This well-trained fear, of course, isn’t going to keep me safe indefinitely. I already had it in 2009, when a car came from behind me in
London, turned across my
path and knocked me off. Most bike/car crashes are the motorist’s fault and
there will be many circumstances where the cyclist can do nothing to avoid a
motorist’s stupid behaviour.
Nor is there going to be mass cycling in rich world cities as long as things remain this intimidating. I’ve learnt how to train my fear because I have an itch to cycle. I might not have developed the itch to cycle if I’d known how scary it might sometimes feel.
But the most immediate downside to being hyper-aware of the risks one’s running is that it can produce a rather obsessive focus. That led me last Thursday into a position almost as dangerous as the ones I spend so much time avoiding.
|Downtown Brooklyn, from afar. Not pictured:|
homicidally negligent double parkers, furious limo drivers
Tired and frustrated as I rode home, I spotted a limousine parked blocking the bike lane at the corner of Smith and Fulton Streets. Since the driver was lounging on the vehicle, which he could easily have parked somewhere less dangerous, and since I was tired of pulling out round illegally-parked cars into traffic, I pulled up behind him and asked him to move.
Meeting a volley of abuse, including assertions that the United States was a “free country” and that I should “back the f*** off,” I decided to take a picture of the driver and licence plate, send it to the Taxi and Limousine Commission and leave it at that.

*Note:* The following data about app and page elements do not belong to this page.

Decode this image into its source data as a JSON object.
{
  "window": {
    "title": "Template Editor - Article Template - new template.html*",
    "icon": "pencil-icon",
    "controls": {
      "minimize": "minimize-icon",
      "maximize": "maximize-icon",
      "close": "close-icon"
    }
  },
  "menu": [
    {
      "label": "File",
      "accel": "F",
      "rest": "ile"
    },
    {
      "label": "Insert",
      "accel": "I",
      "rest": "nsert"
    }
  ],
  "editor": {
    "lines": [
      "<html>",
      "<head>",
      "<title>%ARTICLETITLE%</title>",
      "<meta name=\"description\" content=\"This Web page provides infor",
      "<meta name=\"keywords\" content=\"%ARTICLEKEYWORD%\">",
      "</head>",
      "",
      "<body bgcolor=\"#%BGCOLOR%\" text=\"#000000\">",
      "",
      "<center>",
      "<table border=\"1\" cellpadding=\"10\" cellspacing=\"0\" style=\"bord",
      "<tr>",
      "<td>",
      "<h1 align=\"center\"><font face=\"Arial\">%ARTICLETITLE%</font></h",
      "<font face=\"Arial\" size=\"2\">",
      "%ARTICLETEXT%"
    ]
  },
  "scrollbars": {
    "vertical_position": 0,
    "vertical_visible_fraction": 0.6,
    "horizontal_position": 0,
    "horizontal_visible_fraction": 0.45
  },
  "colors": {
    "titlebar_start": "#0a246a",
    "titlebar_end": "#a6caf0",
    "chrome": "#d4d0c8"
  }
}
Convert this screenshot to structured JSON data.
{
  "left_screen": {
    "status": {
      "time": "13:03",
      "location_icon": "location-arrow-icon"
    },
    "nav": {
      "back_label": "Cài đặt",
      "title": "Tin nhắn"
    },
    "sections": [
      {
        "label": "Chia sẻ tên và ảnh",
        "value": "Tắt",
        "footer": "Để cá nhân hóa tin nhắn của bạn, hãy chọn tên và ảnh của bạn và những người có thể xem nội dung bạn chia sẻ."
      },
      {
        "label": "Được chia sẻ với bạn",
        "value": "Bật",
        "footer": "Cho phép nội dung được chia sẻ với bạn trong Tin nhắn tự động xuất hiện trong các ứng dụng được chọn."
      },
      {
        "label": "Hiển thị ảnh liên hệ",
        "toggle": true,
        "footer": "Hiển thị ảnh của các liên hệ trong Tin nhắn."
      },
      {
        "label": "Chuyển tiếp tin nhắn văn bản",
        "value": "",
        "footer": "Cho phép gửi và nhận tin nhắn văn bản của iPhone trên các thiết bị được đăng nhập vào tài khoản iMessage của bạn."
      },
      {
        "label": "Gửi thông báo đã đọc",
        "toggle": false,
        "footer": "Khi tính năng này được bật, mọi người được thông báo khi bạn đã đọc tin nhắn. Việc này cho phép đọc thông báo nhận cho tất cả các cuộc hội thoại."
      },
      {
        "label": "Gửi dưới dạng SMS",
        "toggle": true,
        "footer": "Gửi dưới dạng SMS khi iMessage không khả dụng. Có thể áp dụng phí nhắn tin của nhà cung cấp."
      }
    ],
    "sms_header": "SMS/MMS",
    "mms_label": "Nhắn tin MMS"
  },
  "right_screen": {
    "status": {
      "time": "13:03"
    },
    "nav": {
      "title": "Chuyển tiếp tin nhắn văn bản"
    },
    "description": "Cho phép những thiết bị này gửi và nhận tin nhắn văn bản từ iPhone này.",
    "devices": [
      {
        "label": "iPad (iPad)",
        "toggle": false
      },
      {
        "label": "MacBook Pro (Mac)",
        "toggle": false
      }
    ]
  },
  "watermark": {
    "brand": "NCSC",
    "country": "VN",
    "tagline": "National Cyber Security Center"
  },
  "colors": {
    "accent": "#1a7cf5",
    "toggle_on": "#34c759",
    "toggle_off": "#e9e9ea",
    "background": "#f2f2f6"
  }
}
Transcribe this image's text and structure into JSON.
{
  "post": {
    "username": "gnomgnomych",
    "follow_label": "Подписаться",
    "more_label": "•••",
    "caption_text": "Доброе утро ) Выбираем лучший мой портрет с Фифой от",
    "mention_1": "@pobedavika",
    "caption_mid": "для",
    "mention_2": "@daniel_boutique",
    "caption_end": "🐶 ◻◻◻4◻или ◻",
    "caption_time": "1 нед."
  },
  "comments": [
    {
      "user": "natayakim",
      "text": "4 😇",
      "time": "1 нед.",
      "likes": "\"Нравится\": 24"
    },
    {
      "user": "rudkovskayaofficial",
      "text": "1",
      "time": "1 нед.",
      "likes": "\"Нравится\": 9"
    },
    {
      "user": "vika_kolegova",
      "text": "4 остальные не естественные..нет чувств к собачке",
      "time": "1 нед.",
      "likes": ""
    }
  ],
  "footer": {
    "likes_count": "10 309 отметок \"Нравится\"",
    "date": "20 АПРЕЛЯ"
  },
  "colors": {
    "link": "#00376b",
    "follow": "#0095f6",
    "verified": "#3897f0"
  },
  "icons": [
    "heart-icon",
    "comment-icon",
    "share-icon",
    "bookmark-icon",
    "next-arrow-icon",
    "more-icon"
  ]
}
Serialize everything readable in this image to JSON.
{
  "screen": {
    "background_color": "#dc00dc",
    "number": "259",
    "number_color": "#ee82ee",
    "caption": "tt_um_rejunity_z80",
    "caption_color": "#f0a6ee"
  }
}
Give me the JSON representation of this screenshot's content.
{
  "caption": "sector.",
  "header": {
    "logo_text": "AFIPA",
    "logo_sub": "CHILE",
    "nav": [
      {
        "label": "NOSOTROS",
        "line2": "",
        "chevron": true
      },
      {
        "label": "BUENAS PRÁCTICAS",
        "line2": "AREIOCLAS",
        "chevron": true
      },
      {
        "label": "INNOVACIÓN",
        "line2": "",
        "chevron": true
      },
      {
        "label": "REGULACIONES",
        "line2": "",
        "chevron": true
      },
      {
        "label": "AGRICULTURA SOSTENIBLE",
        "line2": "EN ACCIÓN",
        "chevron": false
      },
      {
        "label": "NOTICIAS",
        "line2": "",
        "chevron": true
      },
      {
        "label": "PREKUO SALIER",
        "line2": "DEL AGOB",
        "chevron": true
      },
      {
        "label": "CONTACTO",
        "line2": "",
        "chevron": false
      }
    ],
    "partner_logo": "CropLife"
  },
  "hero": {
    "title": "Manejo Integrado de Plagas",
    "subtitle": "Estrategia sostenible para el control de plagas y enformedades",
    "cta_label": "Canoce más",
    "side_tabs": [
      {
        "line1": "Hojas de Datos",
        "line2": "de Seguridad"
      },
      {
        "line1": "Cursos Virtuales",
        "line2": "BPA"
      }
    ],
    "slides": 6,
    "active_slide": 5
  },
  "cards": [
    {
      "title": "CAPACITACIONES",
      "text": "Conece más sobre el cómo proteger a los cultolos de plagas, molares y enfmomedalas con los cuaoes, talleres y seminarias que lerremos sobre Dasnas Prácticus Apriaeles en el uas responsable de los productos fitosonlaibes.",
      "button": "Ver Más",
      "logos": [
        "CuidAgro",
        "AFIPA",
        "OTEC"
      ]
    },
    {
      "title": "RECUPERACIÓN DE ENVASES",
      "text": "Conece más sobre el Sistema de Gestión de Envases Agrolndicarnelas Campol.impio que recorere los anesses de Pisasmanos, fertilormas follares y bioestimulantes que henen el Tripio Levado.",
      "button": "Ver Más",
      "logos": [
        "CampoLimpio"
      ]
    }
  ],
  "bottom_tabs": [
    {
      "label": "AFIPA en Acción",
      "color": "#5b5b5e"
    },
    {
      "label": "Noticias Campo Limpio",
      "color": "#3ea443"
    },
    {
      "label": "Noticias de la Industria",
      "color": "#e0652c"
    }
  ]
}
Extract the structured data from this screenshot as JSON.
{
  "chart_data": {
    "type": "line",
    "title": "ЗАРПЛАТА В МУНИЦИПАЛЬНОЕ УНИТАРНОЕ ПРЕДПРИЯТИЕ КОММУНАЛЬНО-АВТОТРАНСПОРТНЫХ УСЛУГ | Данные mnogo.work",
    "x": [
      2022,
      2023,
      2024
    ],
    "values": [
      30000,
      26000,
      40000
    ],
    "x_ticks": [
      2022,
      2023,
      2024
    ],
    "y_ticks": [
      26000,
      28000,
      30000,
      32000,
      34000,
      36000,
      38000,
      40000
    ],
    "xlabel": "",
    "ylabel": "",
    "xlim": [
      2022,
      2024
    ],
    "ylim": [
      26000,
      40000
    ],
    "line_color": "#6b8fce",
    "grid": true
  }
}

I quickly found myself confronting a still angrier driver, who made grabs for both my camera and my bike.
Aware now of my misjudgement, I rode off to collect my thoughts. “You’re a white devil!” I could hear him shouting as I pulled out my phone to email myself his registration number. I was no longer feeling the constructive, focused, well-trained fear I experience when navigating the streets. I was undergoing the humiliating fear of someone who’s run away from a fight. My hands were shaking.
It was partly because of that experience I felt such fellow-feeling the following evening at seeing the frightened motorist. I wish big, western cities' traffic conditions weren't so apt to frighten people.
But somehow I still feel more dread in the pit of my stomach at the idea of a day when snow will stop me riding than at a repetition of the row with the Angry Limo Driver of Downtown Brooklyn. I even accept with some kind of resignation that I might, in future, not avoid a badly-driven car and might suffer another injury.
I shrink from some of the individual battles, it seems. But in the long run, in the war to keep riding, I don’t want to surrender.